Having worked in a legal capacity with individuals injured abroad or with tourists injured in Ontario, I have observed how valuable comprehensive travel insurance is. This is particularly the case for travel medical insurance, in the event that you or a family member are seriously injured while away from home.
Here are some considerations to keep in mind when purchasing travel insurance:
Some credit cards provide travel insurance, but how much? For what? In what circumstances?
As a first step, it is important to determine the scope of any travel insurance provided by your credit card(s). It varies considerably. Depending on the credit card, they may provide for some, or all, of the following: car rental insurance, luggage insurance, trip cancellation /interruption insurance, repatriation, medical evacuation, travel medical insurance and/or travel accident insurance.
The second step is to investigate when your credit card will provide coverage. For example, some cards put a limit on how long the trip can be. If you are away more consecutive days in a row than the policy allows, you will not be covered if something happens. Similarly, for some cards, coverage is only provided if the majority of the trip expenses were purchased with that card. For other cards, you only need to have purchased the airfare or transportation with your card to trigger the travel insurance offered. It is crucial to know and understand these limitations in advance and prior to departure.
Do you have coverage through your employment? Some people may have travel insurance through group benefits provided by their employer. It is important to understand fully what is provided, the limits of the coverage, whether it applies to family members travelling with you and to understand if further coverage is needed.
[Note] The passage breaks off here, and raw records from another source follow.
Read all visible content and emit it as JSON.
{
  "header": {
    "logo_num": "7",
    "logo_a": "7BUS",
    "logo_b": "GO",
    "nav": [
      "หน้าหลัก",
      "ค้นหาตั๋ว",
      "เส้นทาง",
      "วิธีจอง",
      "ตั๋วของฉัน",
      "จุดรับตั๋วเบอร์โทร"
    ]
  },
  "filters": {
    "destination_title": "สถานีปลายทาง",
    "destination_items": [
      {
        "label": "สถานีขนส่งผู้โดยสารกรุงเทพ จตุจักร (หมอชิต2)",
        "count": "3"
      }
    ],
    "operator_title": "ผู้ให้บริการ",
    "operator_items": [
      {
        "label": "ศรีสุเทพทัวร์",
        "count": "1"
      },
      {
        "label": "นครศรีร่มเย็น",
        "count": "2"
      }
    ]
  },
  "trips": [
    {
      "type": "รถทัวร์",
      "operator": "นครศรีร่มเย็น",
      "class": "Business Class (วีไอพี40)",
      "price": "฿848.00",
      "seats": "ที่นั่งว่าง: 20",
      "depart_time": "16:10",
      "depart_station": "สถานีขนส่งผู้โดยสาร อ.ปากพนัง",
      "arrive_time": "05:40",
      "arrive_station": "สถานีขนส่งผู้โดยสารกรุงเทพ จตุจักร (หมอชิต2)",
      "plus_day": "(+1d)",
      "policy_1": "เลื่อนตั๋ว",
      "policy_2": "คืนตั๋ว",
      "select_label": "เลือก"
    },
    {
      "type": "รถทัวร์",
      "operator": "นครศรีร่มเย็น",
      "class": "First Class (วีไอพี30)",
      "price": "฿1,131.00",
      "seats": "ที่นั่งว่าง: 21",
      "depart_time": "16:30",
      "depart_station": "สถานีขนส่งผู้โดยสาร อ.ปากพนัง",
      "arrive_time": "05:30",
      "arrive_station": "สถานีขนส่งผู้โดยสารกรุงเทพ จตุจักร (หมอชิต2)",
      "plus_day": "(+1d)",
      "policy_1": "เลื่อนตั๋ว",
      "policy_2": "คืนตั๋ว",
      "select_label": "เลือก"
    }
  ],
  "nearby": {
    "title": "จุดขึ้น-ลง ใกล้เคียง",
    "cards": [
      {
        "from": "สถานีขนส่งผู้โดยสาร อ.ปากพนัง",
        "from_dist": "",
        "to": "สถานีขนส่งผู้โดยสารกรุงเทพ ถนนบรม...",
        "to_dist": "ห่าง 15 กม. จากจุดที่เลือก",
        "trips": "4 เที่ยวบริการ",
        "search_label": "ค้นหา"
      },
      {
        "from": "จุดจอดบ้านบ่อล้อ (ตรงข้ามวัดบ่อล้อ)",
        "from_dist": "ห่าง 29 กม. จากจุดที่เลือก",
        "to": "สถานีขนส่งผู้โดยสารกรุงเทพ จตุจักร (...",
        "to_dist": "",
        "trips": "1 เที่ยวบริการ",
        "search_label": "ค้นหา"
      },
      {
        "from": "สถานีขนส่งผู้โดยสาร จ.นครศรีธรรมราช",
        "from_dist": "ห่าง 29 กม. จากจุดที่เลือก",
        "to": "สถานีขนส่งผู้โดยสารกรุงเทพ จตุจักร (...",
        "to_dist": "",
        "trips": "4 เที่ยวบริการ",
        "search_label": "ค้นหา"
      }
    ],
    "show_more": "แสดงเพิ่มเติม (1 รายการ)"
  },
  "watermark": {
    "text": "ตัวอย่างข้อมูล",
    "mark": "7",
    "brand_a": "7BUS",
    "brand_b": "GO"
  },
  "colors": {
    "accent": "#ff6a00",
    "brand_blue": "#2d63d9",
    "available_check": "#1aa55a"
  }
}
Purchasing additional travel insurance.
Often it will be the case that additional travel insurance is required. Two key categories to keep in mind are:
Travel medical coverage — covers the cost of medical costs incurred abroad. Hospitalization alone can be thousands of dollars per day, plus the cost of any medical investigation, tests or treatment. While $25,000 or $100,000 sounds like a lot of coverage, for any significant injuries, medical costs can quickly and radically exceed those limits and higher limits are generally a good idea.
Emergency medical coverage — covers the cost to transport you to a hospital or appropriate medical care as well as the cost to return you home, on an emergency basis or otherwise. Not all plans cover the cost for family members or companions to travel with you, so it is important to confirm that is included. Additionally, if you are a parent, some plans also include the cost of childcare in the event that you are hospitalized.